(Extracted data):

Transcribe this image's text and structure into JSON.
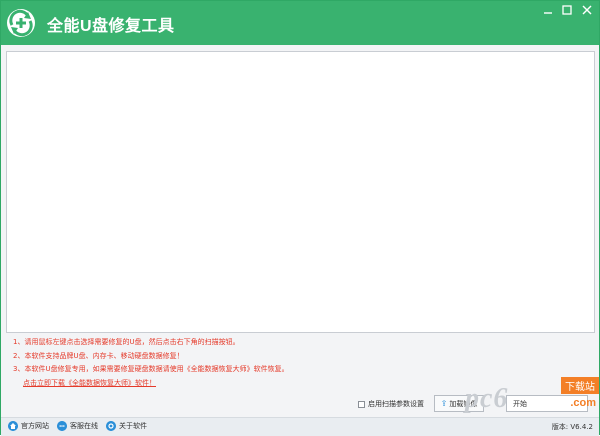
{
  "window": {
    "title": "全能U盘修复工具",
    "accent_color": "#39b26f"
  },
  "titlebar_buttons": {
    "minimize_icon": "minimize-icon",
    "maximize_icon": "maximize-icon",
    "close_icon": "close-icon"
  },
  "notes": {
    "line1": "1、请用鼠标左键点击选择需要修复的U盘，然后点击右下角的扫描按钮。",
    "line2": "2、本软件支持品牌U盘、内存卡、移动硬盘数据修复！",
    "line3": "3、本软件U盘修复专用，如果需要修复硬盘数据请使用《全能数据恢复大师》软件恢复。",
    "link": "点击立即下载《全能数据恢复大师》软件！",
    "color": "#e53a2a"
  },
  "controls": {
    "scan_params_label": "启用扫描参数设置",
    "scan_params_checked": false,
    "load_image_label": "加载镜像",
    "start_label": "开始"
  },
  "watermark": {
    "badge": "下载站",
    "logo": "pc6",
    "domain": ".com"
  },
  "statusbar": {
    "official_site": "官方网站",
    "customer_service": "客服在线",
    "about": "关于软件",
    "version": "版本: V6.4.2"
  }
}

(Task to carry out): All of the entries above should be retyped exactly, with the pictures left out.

(Task answer):
Transcribe this image's text and structure into JSON.
{
  "window": {
    "title": "全能U盘修复工具",
    "accent_color": "#39b26f"
  },
  "titlebar_buttons": {
    "minimize_icon": "minimize-icon",
    "maximize_icon": "maximize-icon",
    "close_icon": "close-icon"
  },
  "notes": {
    "line1": "1、请用鼠标左键点击选择需要修复的U盘，然后点击右下角的扫描按钮。",
    "line2": "2、本软件支持品牌U盘、内存卡、移动硬盘数据修复！",
    "line3": "3、本软件U盘修复专用，如果需要修复硬盘数据请使用《全能数据恢复大师》软件恢复。",
    "link": "点击立即下载《全能数据恢复大师》软件！",
    "color": "#e53a2a"
  },
  "controls": {
    "scan_params_label": "启用扫描参数设置",
    "scan_params_checked": false,
    "load_image_label": "加载镜像",
    "start_label": "开始"
  },
  "watermark": {
    "badge": "下载站",
    "logo": "pc6",
    "domain": ".com"
  },
  "statusbar": {
    "official_site": "官方网站",
    "customer_service": "客服在线",
    "about": "关于软件",
    "version": "版本: V6.4.2"
  }
}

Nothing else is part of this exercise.